→ EXERCISE BRIEF
Working through the lines below, return each one that holds "username".

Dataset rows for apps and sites
○ ○ ○ ○

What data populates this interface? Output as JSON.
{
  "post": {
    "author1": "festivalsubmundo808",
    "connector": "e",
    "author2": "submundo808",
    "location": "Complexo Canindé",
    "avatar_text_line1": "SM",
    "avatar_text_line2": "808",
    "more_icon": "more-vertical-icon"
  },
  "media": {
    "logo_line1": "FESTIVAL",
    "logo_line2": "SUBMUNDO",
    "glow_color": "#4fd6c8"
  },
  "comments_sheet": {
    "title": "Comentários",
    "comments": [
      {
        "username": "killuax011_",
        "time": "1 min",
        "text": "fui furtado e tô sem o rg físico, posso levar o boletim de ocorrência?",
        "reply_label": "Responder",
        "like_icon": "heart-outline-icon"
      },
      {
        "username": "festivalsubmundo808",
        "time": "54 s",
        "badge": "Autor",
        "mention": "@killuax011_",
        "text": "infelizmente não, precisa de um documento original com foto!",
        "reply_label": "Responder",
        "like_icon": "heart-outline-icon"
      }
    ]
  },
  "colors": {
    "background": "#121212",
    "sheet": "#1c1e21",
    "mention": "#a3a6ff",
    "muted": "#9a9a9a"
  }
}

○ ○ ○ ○

→ SOLUTION TO THIS TASK
        "username": "killuax011_",
        "username": "festivalsubmundo808",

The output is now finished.